#### [WHAT THE TASK ASKS]
Check each line of the data for "JSON" and select those that have it.

(Extracted records)
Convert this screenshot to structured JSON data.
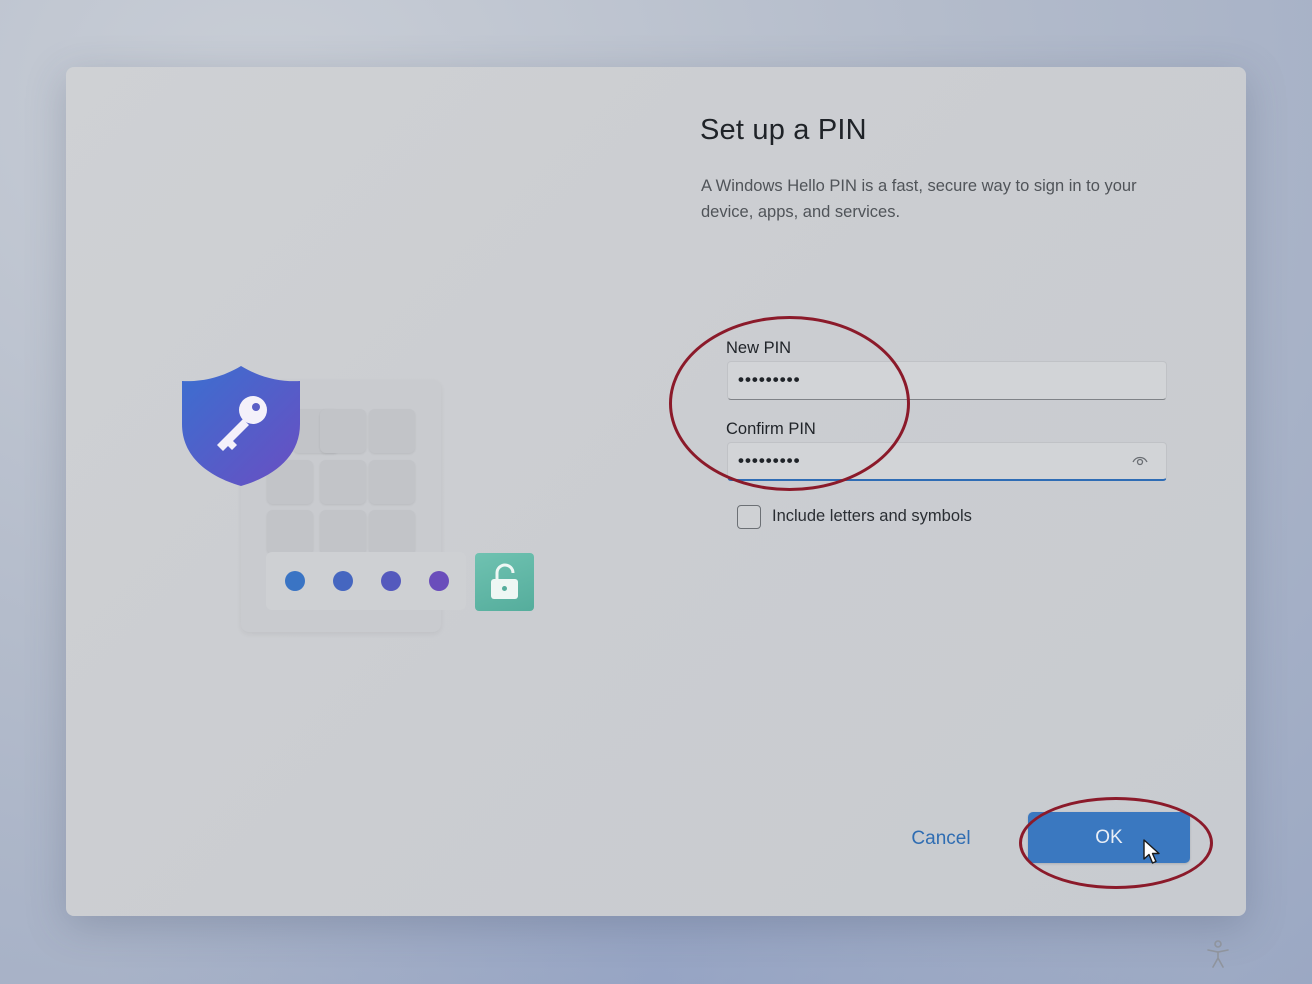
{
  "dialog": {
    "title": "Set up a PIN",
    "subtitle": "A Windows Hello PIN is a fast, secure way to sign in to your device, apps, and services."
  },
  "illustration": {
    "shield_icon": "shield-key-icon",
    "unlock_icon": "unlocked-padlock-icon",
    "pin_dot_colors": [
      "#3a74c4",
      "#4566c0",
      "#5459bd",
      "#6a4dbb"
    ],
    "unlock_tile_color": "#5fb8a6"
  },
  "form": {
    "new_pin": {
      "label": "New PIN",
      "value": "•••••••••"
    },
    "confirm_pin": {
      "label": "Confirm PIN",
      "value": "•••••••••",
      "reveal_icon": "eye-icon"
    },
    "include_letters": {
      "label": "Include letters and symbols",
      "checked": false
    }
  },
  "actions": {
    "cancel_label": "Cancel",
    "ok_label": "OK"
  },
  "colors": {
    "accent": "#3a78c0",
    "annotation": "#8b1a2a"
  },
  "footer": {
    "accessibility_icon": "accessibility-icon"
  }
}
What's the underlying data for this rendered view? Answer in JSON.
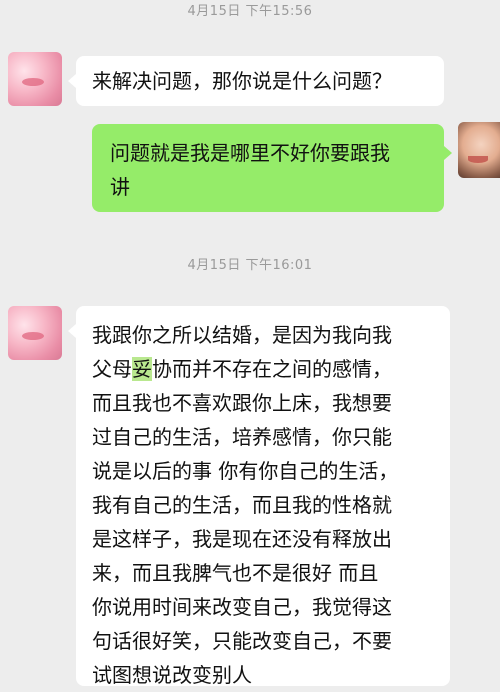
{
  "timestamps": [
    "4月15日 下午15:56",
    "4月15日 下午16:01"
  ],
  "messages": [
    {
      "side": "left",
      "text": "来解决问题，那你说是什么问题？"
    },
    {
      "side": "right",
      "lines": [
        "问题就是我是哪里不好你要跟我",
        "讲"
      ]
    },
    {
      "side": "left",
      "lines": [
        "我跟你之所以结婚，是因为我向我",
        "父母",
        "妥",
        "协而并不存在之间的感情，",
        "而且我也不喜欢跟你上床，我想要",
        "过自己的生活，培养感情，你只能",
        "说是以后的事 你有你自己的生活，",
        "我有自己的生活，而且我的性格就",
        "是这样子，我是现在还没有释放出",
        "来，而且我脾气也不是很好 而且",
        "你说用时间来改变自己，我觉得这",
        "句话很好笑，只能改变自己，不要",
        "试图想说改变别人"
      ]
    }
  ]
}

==

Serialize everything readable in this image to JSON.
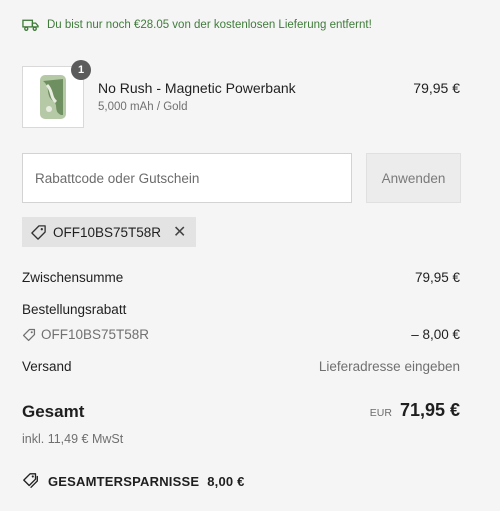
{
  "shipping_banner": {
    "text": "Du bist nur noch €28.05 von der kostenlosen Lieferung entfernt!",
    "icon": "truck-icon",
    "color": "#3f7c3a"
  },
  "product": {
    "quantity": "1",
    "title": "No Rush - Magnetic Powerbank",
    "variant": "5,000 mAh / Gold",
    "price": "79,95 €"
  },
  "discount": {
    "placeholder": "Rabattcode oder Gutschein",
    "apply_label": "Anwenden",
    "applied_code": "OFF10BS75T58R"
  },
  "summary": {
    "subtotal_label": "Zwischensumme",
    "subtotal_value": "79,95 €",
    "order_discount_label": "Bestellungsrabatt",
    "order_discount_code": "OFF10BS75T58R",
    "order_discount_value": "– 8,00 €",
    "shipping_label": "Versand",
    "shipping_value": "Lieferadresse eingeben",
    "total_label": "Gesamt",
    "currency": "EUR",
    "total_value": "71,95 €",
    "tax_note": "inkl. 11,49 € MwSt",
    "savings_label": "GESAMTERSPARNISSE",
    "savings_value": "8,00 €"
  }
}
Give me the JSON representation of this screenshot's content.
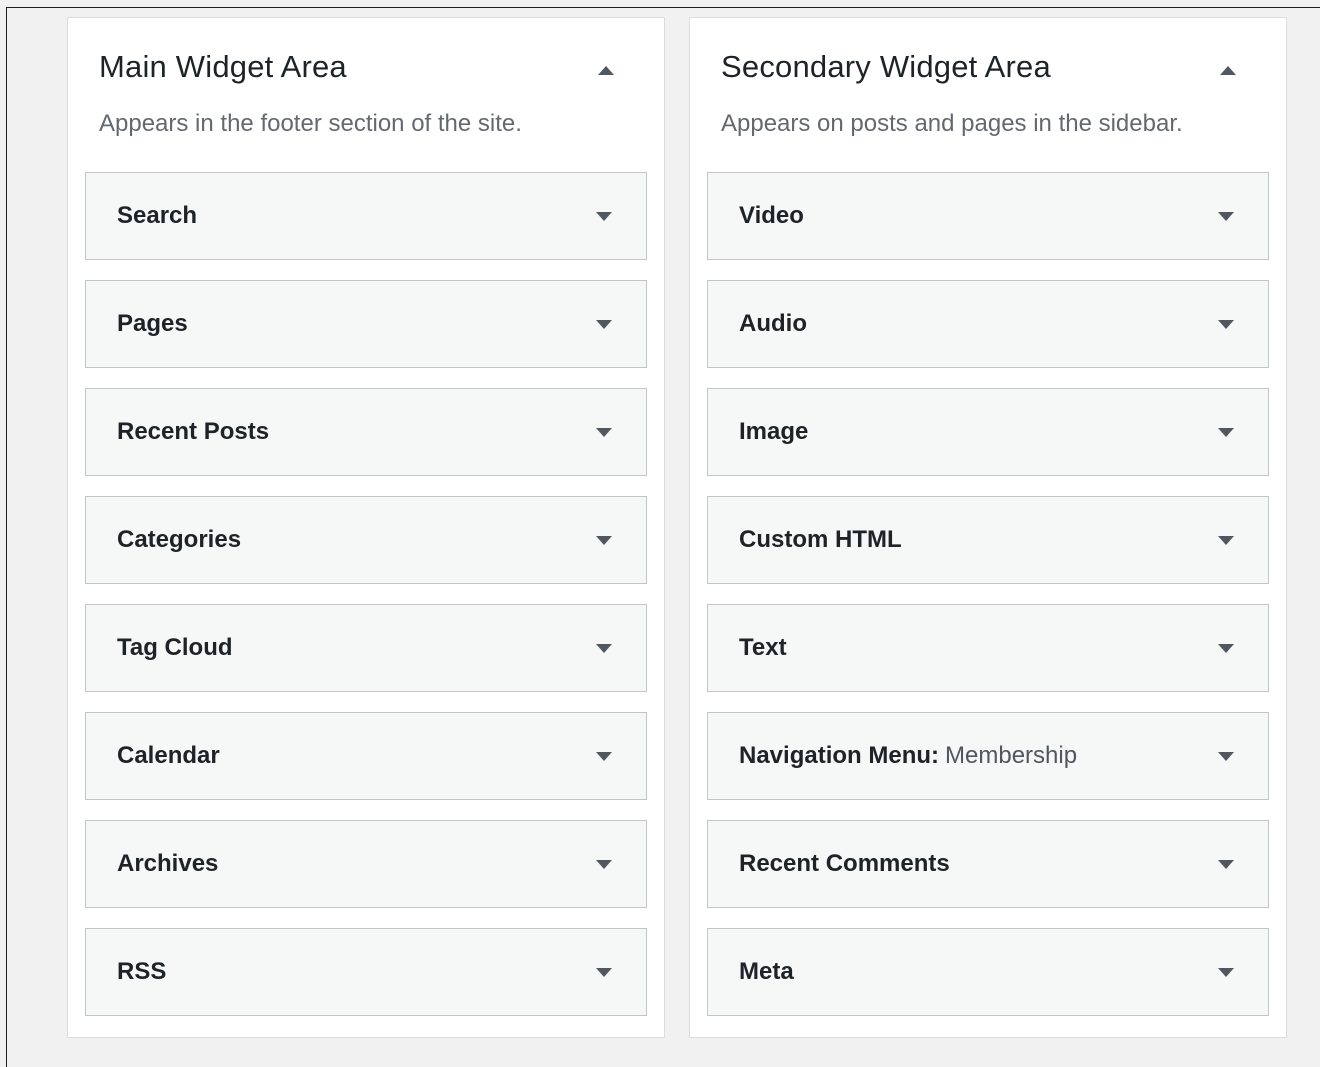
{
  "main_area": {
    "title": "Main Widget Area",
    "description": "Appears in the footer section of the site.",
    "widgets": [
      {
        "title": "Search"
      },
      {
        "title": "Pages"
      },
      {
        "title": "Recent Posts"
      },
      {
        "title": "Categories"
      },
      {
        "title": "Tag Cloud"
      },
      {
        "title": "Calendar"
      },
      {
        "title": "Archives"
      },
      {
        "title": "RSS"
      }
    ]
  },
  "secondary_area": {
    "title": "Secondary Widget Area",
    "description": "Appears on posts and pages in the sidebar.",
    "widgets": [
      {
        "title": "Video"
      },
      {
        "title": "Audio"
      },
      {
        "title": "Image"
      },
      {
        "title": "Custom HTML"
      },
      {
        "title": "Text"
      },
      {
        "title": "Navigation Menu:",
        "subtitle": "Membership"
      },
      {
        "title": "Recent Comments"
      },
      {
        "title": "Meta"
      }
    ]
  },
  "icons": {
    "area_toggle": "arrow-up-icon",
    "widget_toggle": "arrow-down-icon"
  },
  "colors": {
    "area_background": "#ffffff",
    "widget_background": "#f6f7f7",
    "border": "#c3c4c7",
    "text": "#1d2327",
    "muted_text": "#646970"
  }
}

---

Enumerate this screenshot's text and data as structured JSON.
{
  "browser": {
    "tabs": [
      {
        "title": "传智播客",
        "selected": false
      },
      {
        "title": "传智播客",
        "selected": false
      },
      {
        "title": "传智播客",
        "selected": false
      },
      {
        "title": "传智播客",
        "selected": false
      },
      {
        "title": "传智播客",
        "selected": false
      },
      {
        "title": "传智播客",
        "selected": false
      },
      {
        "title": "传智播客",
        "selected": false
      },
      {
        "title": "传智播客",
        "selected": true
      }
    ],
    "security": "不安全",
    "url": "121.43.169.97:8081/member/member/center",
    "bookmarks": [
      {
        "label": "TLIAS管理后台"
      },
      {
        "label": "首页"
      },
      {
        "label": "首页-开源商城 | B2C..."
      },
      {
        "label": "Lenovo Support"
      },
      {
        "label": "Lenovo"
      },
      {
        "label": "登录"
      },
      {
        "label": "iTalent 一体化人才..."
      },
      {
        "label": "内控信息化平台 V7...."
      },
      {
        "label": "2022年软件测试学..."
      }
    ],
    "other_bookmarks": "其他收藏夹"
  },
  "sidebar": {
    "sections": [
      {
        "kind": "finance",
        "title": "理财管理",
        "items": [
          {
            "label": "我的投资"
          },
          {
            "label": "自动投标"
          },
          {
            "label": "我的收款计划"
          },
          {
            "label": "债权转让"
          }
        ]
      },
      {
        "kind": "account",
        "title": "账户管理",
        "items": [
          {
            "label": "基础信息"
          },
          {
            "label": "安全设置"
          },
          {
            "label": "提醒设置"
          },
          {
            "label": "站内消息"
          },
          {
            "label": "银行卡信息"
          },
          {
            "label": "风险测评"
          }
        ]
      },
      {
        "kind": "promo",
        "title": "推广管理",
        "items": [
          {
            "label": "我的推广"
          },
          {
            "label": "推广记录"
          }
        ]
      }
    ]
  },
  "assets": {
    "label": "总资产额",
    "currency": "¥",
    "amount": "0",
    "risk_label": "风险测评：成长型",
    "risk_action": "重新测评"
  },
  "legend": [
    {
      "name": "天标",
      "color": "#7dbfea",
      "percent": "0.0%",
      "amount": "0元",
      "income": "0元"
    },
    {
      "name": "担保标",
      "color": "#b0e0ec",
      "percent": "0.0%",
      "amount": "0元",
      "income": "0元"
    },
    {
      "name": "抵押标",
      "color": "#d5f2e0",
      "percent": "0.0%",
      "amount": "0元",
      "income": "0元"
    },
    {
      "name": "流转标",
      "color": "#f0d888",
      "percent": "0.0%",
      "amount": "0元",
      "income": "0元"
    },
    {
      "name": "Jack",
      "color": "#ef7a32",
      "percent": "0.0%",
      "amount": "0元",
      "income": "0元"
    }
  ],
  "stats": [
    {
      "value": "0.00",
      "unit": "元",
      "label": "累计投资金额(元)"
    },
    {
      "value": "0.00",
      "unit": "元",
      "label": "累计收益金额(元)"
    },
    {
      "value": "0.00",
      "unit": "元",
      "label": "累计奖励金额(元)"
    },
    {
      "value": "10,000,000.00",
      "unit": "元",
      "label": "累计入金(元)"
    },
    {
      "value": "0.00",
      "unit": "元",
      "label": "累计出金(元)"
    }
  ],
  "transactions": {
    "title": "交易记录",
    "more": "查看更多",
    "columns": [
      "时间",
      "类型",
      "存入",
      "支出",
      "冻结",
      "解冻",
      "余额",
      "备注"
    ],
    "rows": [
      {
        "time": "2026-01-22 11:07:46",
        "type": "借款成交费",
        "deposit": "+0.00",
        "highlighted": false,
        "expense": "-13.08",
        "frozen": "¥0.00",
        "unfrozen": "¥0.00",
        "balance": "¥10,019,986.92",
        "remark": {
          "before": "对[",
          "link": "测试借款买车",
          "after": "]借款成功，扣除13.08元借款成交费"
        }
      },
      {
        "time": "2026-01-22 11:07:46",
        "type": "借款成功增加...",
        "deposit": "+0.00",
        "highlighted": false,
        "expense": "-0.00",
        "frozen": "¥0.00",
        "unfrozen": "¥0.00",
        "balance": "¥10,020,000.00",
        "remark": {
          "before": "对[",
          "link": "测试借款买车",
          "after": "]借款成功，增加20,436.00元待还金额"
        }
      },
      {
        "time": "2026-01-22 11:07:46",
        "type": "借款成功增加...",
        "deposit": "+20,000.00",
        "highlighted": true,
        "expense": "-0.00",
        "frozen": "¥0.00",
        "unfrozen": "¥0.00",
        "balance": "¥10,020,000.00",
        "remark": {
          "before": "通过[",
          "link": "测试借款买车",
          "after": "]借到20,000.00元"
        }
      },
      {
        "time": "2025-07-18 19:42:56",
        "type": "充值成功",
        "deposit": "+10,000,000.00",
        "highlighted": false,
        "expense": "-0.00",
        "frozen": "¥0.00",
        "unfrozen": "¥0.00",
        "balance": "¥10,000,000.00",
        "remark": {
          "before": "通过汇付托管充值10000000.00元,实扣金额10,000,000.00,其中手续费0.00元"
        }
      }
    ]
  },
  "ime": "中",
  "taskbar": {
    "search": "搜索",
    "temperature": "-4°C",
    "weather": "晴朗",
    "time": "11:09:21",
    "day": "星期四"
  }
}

#### [ANSWER TO THE PROBLEM]
Convert this screenshot to structured JSON data.
What's the underlying data for this rendered view? Answer in JSON.
Serialize everything readable in this image to JSON.
Give me the JSON representation of this screenshot's content.
Enumerate this screenshot's text and data as structured JSON.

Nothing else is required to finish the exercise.